→ **What the task asks**
Show each line from the records below in which the word "Marie" occurs.

::: Source data

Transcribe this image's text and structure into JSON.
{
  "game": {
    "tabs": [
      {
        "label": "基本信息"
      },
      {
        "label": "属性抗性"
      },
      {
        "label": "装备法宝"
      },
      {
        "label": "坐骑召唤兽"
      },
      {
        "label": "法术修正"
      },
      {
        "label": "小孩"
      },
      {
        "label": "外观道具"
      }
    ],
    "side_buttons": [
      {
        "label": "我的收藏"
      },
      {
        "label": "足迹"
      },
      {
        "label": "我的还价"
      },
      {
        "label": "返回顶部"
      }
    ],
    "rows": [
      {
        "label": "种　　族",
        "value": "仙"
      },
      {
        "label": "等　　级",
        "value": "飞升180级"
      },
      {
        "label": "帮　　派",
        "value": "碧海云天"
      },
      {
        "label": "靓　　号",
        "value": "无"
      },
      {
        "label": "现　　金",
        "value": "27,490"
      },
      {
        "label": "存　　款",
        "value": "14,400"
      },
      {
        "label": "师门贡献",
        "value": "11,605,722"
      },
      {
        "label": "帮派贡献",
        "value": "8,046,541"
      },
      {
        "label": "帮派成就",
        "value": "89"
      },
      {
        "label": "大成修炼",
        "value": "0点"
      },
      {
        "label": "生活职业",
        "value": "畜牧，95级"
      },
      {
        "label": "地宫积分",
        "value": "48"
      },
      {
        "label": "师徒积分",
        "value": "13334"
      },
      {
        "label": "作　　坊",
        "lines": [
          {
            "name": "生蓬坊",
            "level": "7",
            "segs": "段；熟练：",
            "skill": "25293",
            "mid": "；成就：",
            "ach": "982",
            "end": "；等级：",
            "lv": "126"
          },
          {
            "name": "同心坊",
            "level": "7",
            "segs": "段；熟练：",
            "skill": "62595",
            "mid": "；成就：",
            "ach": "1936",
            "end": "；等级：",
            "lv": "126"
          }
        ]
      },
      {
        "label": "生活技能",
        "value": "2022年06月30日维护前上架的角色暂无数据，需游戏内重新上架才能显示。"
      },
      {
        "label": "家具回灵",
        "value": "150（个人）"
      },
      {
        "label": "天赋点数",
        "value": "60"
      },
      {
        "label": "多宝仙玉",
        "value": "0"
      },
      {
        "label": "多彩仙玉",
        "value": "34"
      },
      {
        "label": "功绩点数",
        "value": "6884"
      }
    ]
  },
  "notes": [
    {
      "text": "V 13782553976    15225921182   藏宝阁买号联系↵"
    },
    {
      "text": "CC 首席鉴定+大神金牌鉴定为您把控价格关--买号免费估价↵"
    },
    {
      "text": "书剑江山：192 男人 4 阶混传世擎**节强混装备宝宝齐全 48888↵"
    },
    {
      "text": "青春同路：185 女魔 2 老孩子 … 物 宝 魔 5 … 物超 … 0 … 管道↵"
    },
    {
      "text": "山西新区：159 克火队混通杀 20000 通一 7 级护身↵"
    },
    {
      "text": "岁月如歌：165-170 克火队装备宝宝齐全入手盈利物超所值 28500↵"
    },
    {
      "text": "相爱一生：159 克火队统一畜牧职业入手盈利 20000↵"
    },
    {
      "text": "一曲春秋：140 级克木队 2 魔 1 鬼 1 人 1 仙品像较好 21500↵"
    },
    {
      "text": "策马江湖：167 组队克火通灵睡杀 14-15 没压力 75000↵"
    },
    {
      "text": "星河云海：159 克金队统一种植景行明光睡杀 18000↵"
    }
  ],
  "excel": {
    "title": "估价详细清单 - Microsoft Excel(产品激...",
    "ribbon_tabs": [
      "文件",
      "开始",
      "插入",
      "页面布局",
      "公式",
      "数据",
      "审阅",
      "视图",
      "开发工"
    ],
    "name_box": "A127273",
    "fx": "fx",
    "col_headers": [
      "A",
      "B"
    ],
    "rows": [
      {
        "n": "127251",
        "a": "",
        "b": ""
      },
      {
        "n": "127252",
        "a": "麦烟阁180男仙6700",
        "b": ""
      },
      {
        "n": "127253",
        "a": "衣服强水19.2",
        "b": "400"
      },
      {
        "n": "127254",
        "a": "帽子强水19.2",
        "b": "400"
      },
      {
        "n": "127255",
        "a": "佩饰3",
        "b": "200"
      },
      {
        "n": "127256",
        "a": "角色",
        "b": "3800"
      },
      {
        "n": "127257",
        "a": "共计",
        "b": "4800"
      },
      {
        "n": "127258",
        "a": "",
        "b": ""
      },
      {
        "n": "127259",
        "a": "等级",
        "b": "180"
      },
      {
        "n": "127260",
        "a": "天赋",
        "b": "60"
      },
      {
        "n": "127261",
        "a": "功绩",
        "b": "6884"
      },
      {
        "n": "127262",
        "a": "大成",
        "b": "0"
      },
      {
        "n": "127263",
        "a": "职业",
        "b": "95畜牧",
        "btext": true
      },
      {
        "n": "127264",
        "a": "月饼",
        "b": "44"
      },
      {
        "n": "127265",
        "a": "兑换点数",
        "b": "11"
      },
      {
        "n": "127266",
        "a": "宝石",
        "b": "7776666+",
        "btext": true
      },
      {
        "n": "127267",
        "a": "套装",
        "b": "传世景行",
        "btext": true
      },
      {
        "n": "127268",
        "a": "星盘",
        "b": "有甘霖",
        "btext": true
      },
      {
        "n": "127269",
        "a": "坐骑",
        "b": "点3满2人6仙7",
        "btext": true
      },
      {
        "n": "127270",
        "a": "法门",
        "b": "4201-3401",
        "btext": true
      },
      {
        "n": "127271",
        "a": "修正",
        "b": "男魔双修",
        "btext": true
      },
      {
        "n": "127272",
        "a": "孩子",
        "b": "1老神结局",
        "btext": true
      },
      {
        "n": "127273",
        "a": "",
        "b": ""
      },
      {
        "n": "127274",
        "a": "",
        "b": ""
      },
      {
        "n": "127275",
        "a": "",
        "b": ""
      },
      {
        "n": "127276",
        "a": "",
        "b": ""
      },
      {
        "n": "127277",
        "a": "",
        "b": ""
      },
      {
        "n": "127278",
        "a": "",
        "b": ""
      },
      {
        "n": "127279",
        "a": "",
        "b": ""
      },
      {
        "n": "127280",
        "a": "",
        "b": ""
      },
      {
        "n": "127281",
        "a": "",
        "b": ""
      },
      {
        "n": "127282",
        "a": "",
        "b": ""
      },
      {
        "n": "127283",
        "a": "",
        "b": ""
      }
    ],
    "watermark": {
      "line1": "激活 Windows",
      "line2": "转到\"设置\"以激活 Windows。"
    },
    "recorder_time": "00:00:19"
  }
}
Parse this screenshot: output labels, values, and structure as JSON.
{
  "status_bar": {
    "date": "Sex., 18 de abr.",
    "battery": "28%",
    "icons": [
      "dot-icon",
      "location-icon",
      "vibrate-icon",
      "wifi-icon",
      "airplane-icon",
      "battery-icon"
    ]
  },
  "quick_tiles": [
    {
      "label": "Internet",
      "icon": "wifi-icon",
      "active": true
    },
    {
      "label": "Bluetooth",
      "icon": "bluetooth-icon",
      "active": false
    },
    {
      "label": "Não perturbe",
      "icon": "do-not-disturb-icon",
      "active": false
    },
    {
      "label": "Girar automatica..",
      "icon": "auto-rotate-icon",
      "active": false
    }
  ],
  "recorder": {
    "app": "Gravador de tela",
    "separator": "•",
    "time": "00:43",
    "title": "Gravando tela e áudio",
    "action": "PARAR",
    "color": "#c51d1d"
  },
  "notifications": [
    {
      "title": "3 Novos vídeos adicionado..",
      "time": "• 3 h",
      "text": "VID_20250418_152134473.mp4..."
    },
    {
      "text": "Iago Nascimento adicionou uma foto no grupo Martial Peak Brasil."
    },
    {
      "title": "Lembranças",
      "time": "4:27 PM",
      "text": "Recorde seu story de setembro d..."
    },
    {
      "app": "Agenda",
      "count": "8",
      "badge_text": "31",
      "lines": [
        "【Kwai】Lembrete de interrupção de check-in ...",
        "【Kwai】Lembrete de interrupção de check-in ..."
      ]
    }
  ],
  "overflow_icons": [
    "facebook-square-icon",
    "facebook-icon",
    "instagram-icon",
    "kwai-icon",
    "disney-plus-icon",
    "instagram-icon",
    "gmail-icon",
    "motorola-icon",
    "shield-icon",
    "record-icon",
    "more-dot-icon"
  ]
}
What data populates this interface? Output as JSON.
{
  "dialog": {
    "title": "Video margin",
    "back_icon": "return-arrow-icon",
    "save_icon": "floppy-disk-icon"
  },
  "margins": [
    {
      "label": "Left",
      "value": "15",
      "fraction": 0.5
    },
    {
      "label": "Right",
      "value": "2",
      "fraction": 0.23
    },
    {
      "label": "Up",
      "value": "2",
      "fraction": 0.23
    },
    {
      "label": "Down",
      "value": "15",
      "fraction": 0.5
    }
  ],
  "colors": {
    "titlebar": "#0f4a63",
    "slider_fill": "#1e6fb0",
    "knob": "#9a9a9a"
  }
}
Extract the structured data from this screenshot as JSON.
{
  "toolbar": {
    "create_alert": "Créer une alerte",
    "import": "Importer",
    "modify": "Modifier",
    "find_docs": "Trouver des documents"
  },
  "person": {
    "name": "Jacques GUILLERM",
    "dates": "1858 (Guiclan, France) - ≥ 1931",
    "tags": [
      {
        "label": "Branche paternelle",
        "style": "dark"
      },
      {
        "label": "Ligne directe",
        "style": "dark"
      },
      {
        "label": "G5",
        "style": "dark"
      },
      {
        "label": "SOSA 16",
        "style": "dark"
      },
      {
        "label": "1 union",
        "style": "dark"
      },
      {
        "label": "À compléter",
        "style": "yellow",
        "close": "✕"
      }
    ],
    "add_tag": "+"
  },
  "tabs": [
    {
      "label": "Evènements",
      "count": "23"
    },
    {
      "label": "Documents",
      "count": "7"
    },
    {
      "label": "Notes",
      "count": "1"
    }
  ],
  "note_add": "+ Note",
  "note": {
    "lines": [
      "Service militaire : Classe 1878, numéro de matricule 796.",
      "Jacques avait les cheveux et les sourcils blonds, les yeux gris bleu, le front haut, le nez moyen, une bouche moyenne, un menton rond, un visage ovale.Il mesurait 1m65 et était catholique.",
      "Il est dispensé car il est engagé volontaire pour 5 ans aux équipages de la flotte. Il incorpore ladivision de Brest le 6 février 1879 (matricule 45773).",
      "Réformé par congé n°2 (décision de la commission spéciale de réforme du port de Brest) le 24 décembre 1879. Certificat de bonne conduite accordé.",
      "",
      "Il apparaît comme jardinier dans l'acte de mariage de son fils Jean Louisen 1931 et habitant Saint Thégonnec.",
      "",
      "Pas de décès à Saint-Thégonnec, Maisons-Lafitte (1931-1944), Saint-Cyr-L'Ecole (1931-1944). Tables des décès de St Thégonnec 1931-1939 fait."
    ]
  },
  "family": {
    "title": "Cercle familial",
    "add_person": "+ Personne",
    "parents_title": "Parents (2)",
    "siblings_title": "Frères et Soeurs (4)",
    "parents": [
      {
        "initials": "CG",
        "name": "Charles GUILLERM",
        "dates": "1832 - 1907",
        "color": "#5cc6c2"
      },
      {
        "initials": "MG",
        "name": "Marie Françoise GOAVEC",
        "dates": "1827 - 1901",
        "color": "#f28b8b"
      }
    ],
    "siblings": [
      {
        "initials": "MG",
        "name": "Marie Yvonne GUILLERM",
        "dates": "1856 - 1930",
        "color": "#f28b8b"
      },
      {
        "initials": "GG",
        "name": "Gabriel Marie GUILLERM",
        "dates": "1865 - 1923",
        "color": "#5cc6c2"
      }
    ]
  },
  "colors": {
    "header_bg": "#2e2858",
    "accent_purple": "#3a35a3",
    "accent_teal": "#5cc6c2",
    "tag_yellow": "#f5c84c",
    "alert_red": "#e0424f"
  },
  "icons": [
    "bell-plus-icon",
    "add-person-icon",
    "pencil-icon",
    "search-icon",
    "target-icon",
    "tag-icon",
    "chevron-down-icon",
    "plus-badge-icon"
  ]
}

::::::

→ **Exercise output**
        "name": "Marie Françoise GOAVEC",
        "name": "Marie Yvonne GUILLERM",
        "name": "Gabriel Marie GUILLERM",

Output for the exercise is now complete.